"People are now saying, 'Oh, I don't have to spend eight, nine, ten hours inside an office," said Charlie Smith, who switched job industries. "I can do that same amount of work and get other things done throughout my day."
As candidates push for more control in the job market, employers are having to adjust their approach to keep that talent.
"It could be a different department outside of HR that focuses how to you keep and retain employees," Salas said.
Creating a special environment becomes even harder when many employees are no longer coming to work in these office buildings. Many of them aren't even working in the same city as some of their colleagues.
"All of your equipment is sent to you," said Caitlin Ramsay, who switched jobs in the tech industry. "You do all of your training over Zoom and then just trying to build relationships with your teammates who you'll likely never meet in person."
"I really love the fact that if we can engage food, music," Salas said. "You know, that's fun and makes it more real, especially with remote."
Some companies will eventually bring most employees back to the office but regardless, the Great Resignation has launched a new era of labor.
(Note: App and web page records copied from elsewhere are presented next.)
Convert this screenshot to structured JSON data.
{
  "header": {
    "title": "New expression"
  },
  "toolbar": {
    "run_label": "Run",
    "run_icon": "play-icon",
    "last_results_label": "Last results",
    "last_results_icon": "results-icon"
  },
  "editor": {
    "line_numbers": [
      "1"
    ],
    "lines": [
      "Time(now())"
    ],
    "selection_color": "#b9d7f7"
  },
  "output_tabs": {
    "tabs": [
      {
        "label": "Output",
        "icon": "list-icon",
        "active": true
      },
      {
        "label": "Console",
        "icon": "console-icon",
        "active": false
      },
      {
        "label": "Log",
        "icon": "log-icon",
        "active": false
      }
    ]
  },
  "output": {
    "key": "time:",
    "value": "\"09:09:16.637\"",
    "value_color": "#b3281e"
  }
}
"It's gonna be a very delicate process," Salas said. "I think we need to embrace the fact that remote work is gonna be a part of our lifestyle."